Unlike in the West where the dragon is often depicted as an evil creature, in China it is regarded as a benevolent and auspicious being. As a creature of the sky, the dragon was often depicted moving through clouds and ascending upwards through heaven; hence it became associated with attaining immortality as well as procuring rain. As a creature of the sea, the dragon was the ruler of fish and thus symbolised the Emperor and his infinite power.
A plaque similarly carved in openwork with a five-clawed dragon, in the Seattle Art Museum, Seattle, is illustrated in James C.Y. Watt, Chinese Jades from the Collection of the Seattle Art Museum, Seattle, 1989, pl. 51; and another was included in the Min Chiu Society's 45th anniversary exhibition Auspicious Emblems. Chinese Cultural Treasures, Hong Kong Museum of Art, Hong Kong, 2005, cat. no. 3.
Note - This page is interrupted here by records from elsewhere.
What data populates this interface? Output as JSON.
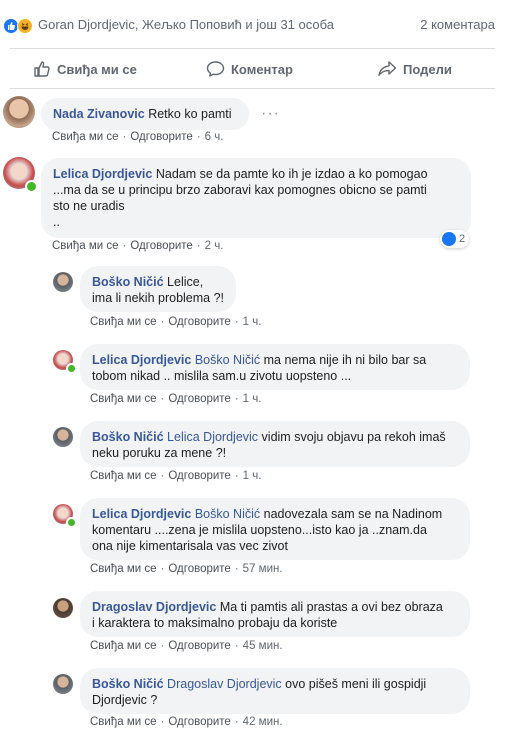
{
  "reactions": {
    "names": "Goran Djordjevic, Жељко Поповић и још 31 особа",
    "comment_count": "2 коментара",
    "icons": [
      "like-icon",
      "haha-icon"
    ]
  },
  "actions": {
    "like": "Свиђа ми се",
    "comment": "Коментар",
    "share": "Подели"
  },
  "meta_labels": {
    "like": "Свиђа ми се",
    "reply": "Одговорите",
    "sep": "·"
  },
  "comments": [
    {
      "author": "Nada Zivanovic",
      "mention": "",
      "text": "Retko ko pamti",
      "time": "6 ч."
    },
    {
      "author": "Lelica Djordjevic",
      "mention": "",
      "text_lines": [
        "Nadam se da pamte ko ih je izdao a ko pomogao",
        "...ma da se u principu brzo zaboravi kax pomognes obicno se pamti",
        "sto ne uradis",
        ".."
      ],
      "time": "2 ч.",
      "like_count": "2"
    },
    {
      "author": "Boško Ničić",
      "mention": "",
      "text_lines": [
        "Lelice,",
        "ima li nekih problema ?!"
      ],
      "time": "1 ч."
    },
    {
      "author": "Lelica Djordjevic",
      "mention": "Boško Ničić",
      "text_lines": [
        "ma nema nije ih ni bilo bar sa",
        "tobom nikad .. mislila sam.u zivotu uopsteno ..."
      ],
      "time": "1 ч."
    },
    {
      "author": "Boško Ničić",
      "mention": "Lelica Djordjevic",
      "text_lines": [
        "vidim svoju objavu pa rekoh imaš",
        "neku poruku za mene ?!"
      ],
      "time": "1 ч."
    },
    {
      "author": "Lelica Djordjevic",
      "mention": "Boško Ničić",
      "text_lines": [
        "nadovezala sam se na Nadinom",
        "komentaru ....zena je mislila uopsteno...isto kao ja ..znam.da",
        "ona nije kimentarisala vas vec zivot"
      ],
      "time": "57 мин."
    },
    {
      "author": "Dragoslav Djordjevic",
      "mention": "",
      "text_lines": [
        "Ma ti pamtis ali prastas a ovi bez obraza",
        "i karaktera to maksimalno probaju da koriste"
      ],
      "time": "45 мин."
    },
    {
      "author": "Boško Ničić",
      "mention": "Dragoslav Djordjevic",
      "text_lines": [
        "ovo pišeš meni ili gospidji",
        "Djordjevic ?"
      ],
      "time": "42 мин."
    }
  ]
}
Lot 60. A Soapstone Chilong, Qing Dynasty, 18th Century, 9.5cm. Est. £3,000-5,000 / HK$29,000-48,300. Photo: Sotheby's.
in the form of a recumbent chilong with a leonine head amid ruyi-form clouds, detailed with finely incised scales, depicted with four clambering sinuous young chilong with curling bifurcated tails, all confined within the outline of a large pebble, the stone of a pale orange-brown colour with variegated cinnabar-red tones.
A variety of dragons were developed from the original concept of the celestial dragon including the Spiritual Dragon, shenlong, associated with wind and rain, the Dragon of Hidden Treasures, fucanglong, the Winged Dragon, yinglong, and the Hornless Dragon, chilong.
Lot 81. A Large Celadon Jade ‘Lion and Cub’ Group, 17th-18th Century, 15.2cm. Est. £20,000-30,000 / HK$193,000-290,000. Photo: Sotheby's.
the recumbent beast with head raised clutching a ribbon-tied ball in its jaws, its two cubs playing around its back and large bushy tail, the stone of pale celadon colour with light caramel inclusions around the mane and back of the body.
Provenance: Sotheby's London, 2nd May 1985, lot 235.
Among the animals associated with Buddhism, the lion is one of the most commonly portrayed. Lions were not indigenous to China, but were imported as exotic gifts for the Han (206 BC- AD 220) and Tang (618-907) courts. The symbolism associated with the lion developed with the introduction and spread of Buddhism in China after the fall of the Han dynasty.
Fashioned from a pebble of considerable large size, the carver of this piece has captured a sense of movement and liveliness in the rendering of the two cubs crawling on the back of the lion, who turns its head backward to look at them. Carvings of animals with their young grew in popularity during the Yuan and Ming dynasty and continued to be made in the Qing period.
A similar carving was included in the exhibition The Woolf Collection of Chinese Jade, Sotheby's, London, 2013, cat. no. 117; another attributed to the Ming dynasty, from the collection of Gerard Godfrey, was sold at Christie's Hong Kong, 30th October 1995, lot 877; and a smaller example was sold in these rooms, 7th December 1993, lot 93. Compare also a carving of a lion and a single cub, in the Palace Museum, Beijing, illustrated in Chinese Jades Throughout the Ages, vol. 12, Hong Kong, 1997, pl. 54; another in the Michael S.L. Liu collection, included in the exhibition Virtuous Treasures: Chinese Jades for the Scholar’s Table, Art Gallery, The Chinese University of Hong Kong, Hong Kong, 2008, cat. no. 104; and a third from the collection of The Hon. Edgar Bromberger, sold in our New York rooms, 12th September 2012, lot 360.